Health Minister Stephen Donnelly predicts it will take three to five years to fully reform public health services to eliminate the need for private health insurance.
Comprehensive reforms are planned in the next few years to provide free health care services as needed.However, almost half of the population relies on insurance to avoid waiting listaccording to ESRI, there is still a long way to go.
Mr Donnelly toldReforms need to provide accessibility for patients, which means ending spiraling waiting lists; affordability, which means lowering costs such as prescription fees; and quality, which means improving standards of care.
For many, affordability also means the promise of getting treatment without relying on expensive health insurance.
Under Sláintecare, Mr Donnelly said, many changes needed to happen before insurance disappeared here.
“For people to say ‘if I’m sick, my GP needs to get me a diagnosis or specialist care’, we certainly need to go a long way in three to five years,” he said.
About 900,000 people are on the hospital waiting list, which he described as “unacceptable”.
Some reforms have already begun.
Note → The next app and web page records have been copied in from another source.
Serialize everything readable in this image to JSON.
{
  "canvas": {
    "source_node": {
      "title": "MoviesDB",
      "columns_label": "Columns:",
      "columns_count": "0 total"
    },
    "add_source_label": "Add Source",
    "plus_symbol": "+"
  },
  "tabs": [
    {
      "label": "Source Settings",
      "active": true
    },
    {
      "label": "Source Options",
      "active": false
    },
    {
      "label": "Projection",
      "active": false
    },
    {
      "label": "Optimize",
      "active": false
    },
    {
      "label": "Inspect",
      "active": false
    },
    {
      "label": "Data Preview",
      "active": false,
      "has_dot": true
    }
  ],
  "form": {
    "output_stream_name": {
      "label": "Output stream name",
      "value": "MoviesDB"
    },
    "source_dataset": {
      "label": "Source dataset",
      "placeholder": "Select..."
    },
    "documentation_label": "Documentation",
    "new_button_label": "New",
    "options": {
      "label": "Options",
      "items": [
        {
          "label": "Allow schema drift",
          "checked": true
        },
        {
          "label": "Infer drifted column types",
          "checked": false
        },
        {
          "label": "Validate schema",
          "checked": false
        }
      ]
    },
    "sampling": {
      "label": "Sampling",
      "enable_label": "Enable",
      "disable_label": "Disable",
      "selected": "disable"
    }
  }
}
More than 120,000 people had been scanned through their GP by the end of last year, under a pandemic measure that will continue.
However, Mr Donnelly said overall recruitment was a huge challenge.
That was evident last week when the first in a possible series of strikes by medical scientists occurred over pay.
Their salaries are lower than the rest of the lab staff, and graduates work as lab assistants during their studies and take a pay cut when they start working as scientists.
Junior doctors, non-consultant hospital doctors (NCHD), are also voting for strike action, saying they routinely work 80-hour weeks in violation of European law.
“Their working lives need to make very significant changes and improvements,” Mr Donnelly said. “I think the questions NCHD raises are absolutely valid.”
Despite these concerns, he insists that with the substantial increase in funding, a big step has been taken towards safe staffing levels, which are now equivalent to 134,000 full-time employees. He noted that compared to the beginning of 2020, the health services sector increased staff (net) by 14,284. These include 4,100 nurses and midwives, and 1,300 doctors and dentists.
As part of the move towards better community care, 2,300 health and social care professionals, such as audiologists, speech and language therapists and physiotherapists, were also recruited.
At the local level, the focus is on the creation of six regional health districts to replace hospital groups and HSE community organizations. The delay in these changes was the focus of the top resignation of the Sláintecare team last year. They are now expected to be “fully operational” in 2024.
“At the same time, what we want to keep is a leaner but still strong central organisation for the HSE,” Mr Donnelly said, adding that Covid-19 vaccination was a good example of why central power was still needed.
On a crowded shelf next to Mr. Donnelly’s desk are copies of the Cancer Strategy (2017-2026) and Sharing Vision for Mental Health (2020) and other plans launched to great fanfare.
Looking ahead to an era when Covid-19 is no longer dominant, he said: “Strategies have to be funded.” The plan is to fund existing strategies rather than commission new ones where possible. “We have a very clear plan on how to get there, it’s about implementation.”